  • Nuestra Historia - The Americanization of the Old Town Plaza

    Resident scholar and historian Marcus C. Gottschalk has done painstaking and meticulous research into the original layout and early development of the Old Town Plaza. In 2001, he first published Pioneer Merchants of the Las Vegas Plaza, a work that includes the development of the Plaza from its settlement through the territorial period.

  • Orgullo del Norte - ‘El Tigre,’ Reies Lopez Tijerina

    “Tijerina was truly the right person, in the right place, at the right time.”
    — Maurilio Vigil, historian

    As a young boy I recall a monument being erected at Apodaca Park in Las Cruces. It was a sculpture representing Native Americans. This event stuck with me because of a comment my father made as we drove by.

    “First they commit genocide on them, and then they build monuments in memory of them,” he said.

  • Wagon Mound’s Romero: Old-school hoops icon

    Editor’s note: This is the fifth of a series of articles written on old-school athletics by Luna Community College sports performance instructor Henry Sanchez.

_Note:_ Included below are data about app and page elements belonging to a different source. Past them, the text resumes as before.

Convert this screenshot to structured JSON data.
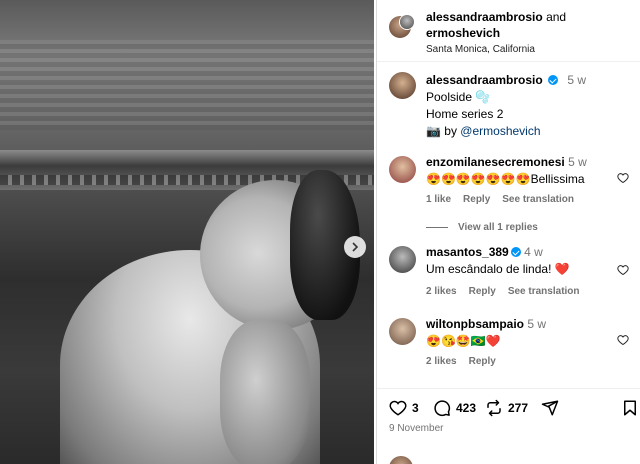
{
  "header": {
    "user1": "alessandraambrosio",
    "and_text": "and",
    "user2": "ermoshevich",
    "location": "Santa Monica, California"
  },
  "caption": {
    "username": "alessandraambrosio",
    "time": "5 w",
    "line1": "Poolside 🫧",
    "line2": "Home series 2",
    "photo_prefix": "📷 by ",
    "photo_credit": "@ermoshevich"
  },
  "comments": [
    {
      "username": "enzomilanesecremonesi",
      "time": "5 w",
      "text": "😍😍😍😍😍😍😍Bellissima",
      "likes": "1 like",
      "reply": "Reply",
      "translate": "See translation",
      "verified": false
    },
    {
      "username": "masantos_389",
      "time": "4 w",
      "text": "Um escândalo de linda! ❤️",
      "likes": "2 likes",
      "reply": "Reply",
      "translate": "See translation",
      "verified": true
    },
    {
      "username": "wiltonpbsampaio",
      "time": "5 w",
      "text": "😍😘🤩🇧🇷❤️",
      "likes": "2 likes",
      "reply": "Reply",
      "translate": "",
      "verified": false
    }
  ],
  "view_replies": "View all 1 replies",
  "actions": {
    "likes_count": "3",
    "comments_count": "423",
    "reposts_count": "277"
  },
  "date": "9 November",
  "colors": {
    "verified": "#0095f6",
    "link": "#00376b",
    "muted": "#737373"
  }
}
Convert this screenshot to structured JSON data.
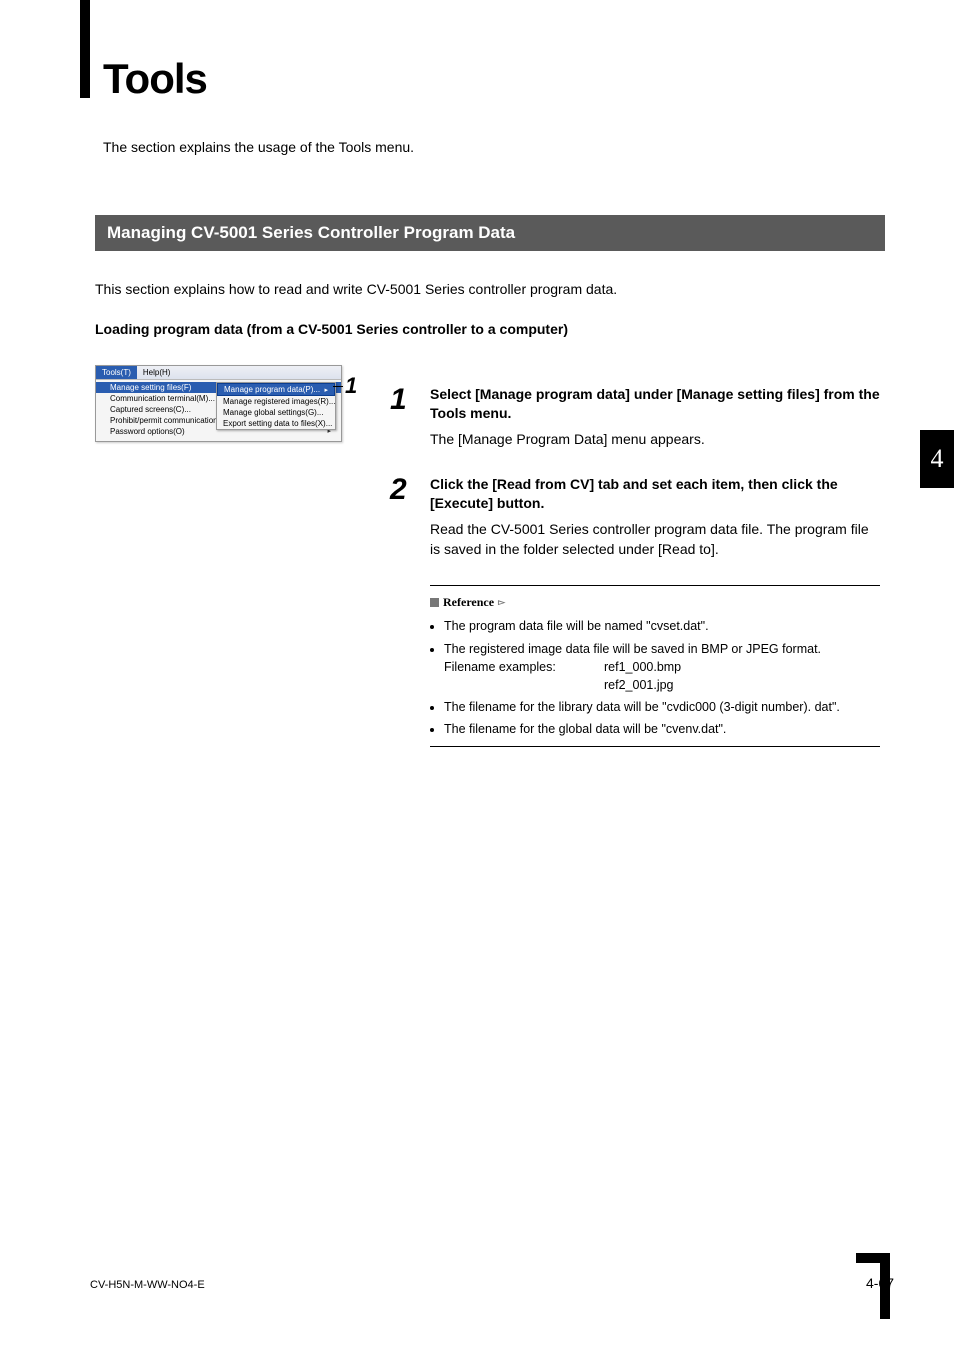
{
  "title": "Tools",
  "intro": "The section explains the usage of the Tools menu.",
  "section_heading": "Managing CV-5001 Series Controller Program Data",
  "section_desc": "This section explains how to read and write CV-5001 Series controller program data.",
  "subheading": "Loading program data (from a CV-5001 Series controller to a computer)",
  "menu": {
    "menubar": {
      "tools": "Tools(T)",
      "help": "Help(H)"
    },
    "items": [
      "Manage setting files(F)",
      "Communication terminal(M)...",
      "Captured screens(C)...",
      "Prohibit/permit communication(P)...",
      "Password options(O)"
    ],
    "items_arrow_last": true,
    "submenu": [
      "Manage program data(P)...",
      "Manage registered images(R)...",
      "Manage global settings(G)...",
      "Export setting data to files(X)..."
    ]
  },
  "callout_num": "1",
  "steps": [
    {
      "num": "1",
      "instr": "Select [Manage program data] under [Manage setting files] from the Tools menu.",
      "result": "The [Manage Program Data] menu appears."
    },
    {
      "num": "2",
      "instr": "Click the [Read from CV] tab and set each item, then click the [Execute] button.",
      "result": "Read the CV-5001 Series controller program data file. The program file is saved in the folder selected under [Read to]."
    }
  ],
  "reference": {
    "label": "Reference",
    "bullets": [
      "The program data file will be named \"cvset.dat\".",
      "The registered image data file will be saved in BMP or JPEG format.",
      "The filename for the library data will be \"cvdic000 (3-digit number). dat\".",
      "The filename for the global data will be \"cvenv.dat\"."
    ],
    "filename_label": "Filename examples:",
    "filename_ex": [
      "ref1_000.bmp",
      "ref2_001.jpg"
    ]
  },
  "side_tab": "4",
  "footer": {
    "left": "CV-H5N-M-WW-NO4-E",
    "right": "4-67"
  }
}
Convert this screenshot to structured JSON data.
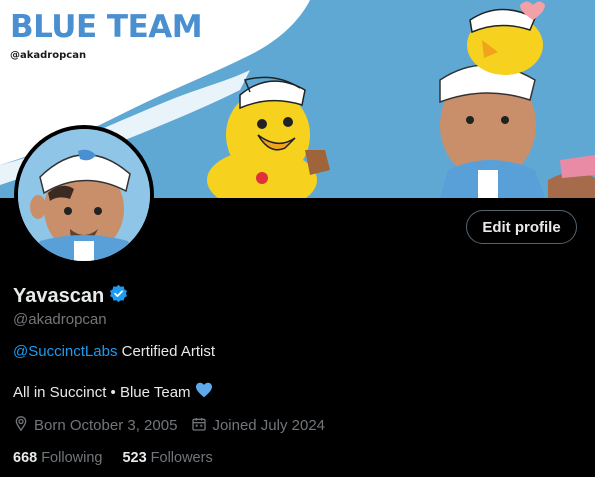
{
  "banner": {
    "title": "BLUE TEAM",
    "handle": "@akadropcan"
  },
  "profile": {
    "name": "Yavascan",
    "handle": "@akadropcan",
    "edit_label": "Edit profile",
    "bio_mention": "@SuccinctLabs",
    "bio_line1_rest": " Certified Artist",
    "bio_line2": "All in Succinct • Blue Team",
    "born": "Born October 3, 2005",
    "joined": "Joined July 2024",
    "following_count": "668",
    "following_label": "Following",
    "followers_count": "523",
    "followers_label": "Followers"
  },
  "icons": {
    "verified": "verified-badge-icon",
    "heart": "blue-heart-icon",
    "location": "location-pin-icon",
    "calendar": "calendar-icon"
  },
  "colors": {
    "accent": "#1d9bf0",
    "muted": "#71767b",
    "text": "#e7e9ea",
    "background": "#000000",
    "banner_blue": "#5fa8d3"
  }
}
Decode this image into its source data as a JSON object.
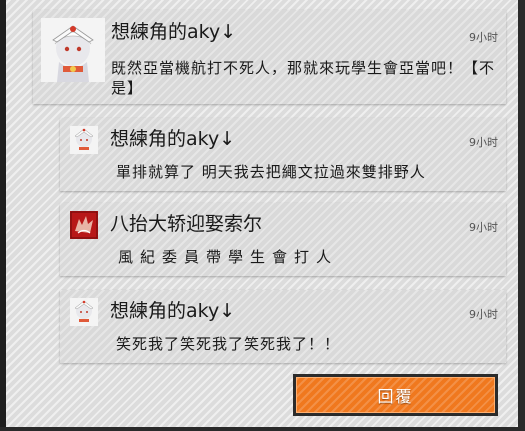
{
  "post": {
    "author": "想練角的aky↓",
    "time": "9小时",
    "text": "既然亞當機航打不死人，那就來玩學生會亞當吧！【不是】",
    "avatar_icon": "anime-avatar-icon"
  },
  "replies": [
    {
      "author": "想練角的aky↓",
      "time": "9小时",
      "text": "單排就算了 明天我去把繩文拉過來雙排野人",
      "avatar_icon": "anime-avatar-icon"
    },
    {
      "author": "八抬大轿迎娶索尔",
      "time": "9小时",
      "text": "風紀委員帶學生會打人",
      "avatar_icon": "red-emblem-avatar-icon"
    },
    {
      "author": "想練角的aky↓",
      "time": "9小时",
      "text": "笑死我了笑死我了笑死我了！！",
      "avatar_icon": "anime-avatar-icon"
    }
  ],
  "reply_button": {
    "label": "回覆"
  },
  "colors": {
    "accent": "#f0781e",
    "panel": "#d9d9d9",
    "text": "#1a1a1a"
  }
}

    By Henry Sanchez
    Special to the Optic

    It is important to know and remember our past because it reflects where we have been, where we are today and where we are going.

  • Work of Art: Can we recover that lost hour?

    Did anyone show up an hour late for church on Sunday? There seems to be a correlation between the beginning of Daylight Saving Time and the number of excuses people conjure up for being an hour late.

  • Publisher's Note: Restoring monetary value

    Once upon a time, if you wanted to read the news in the Las Vegas Optic, you had to actually buy the paper.

    Then the Internet came along and the Optic went online. Then, suddenly, the hard work of our newsroom could be read for free.

    It’s a credit to the quality of our product and services (and an indication that many of our readers still prefer to read hardcopy editions) that we’ve managed to hold on tight to our subscription base.

  • Blooming Point of View: Making the right mistakes

    I used to believe mistakes get you nowhere. That was before I made all the right ones.

    When I started high school, in the fall of 2009, I had my eyes set on just one class. Unfortunately, as a freshman at Robertson, I became prisoner to the Freshman Academy, and journalism, the class I wanted most, wasn’t one of my elective choices.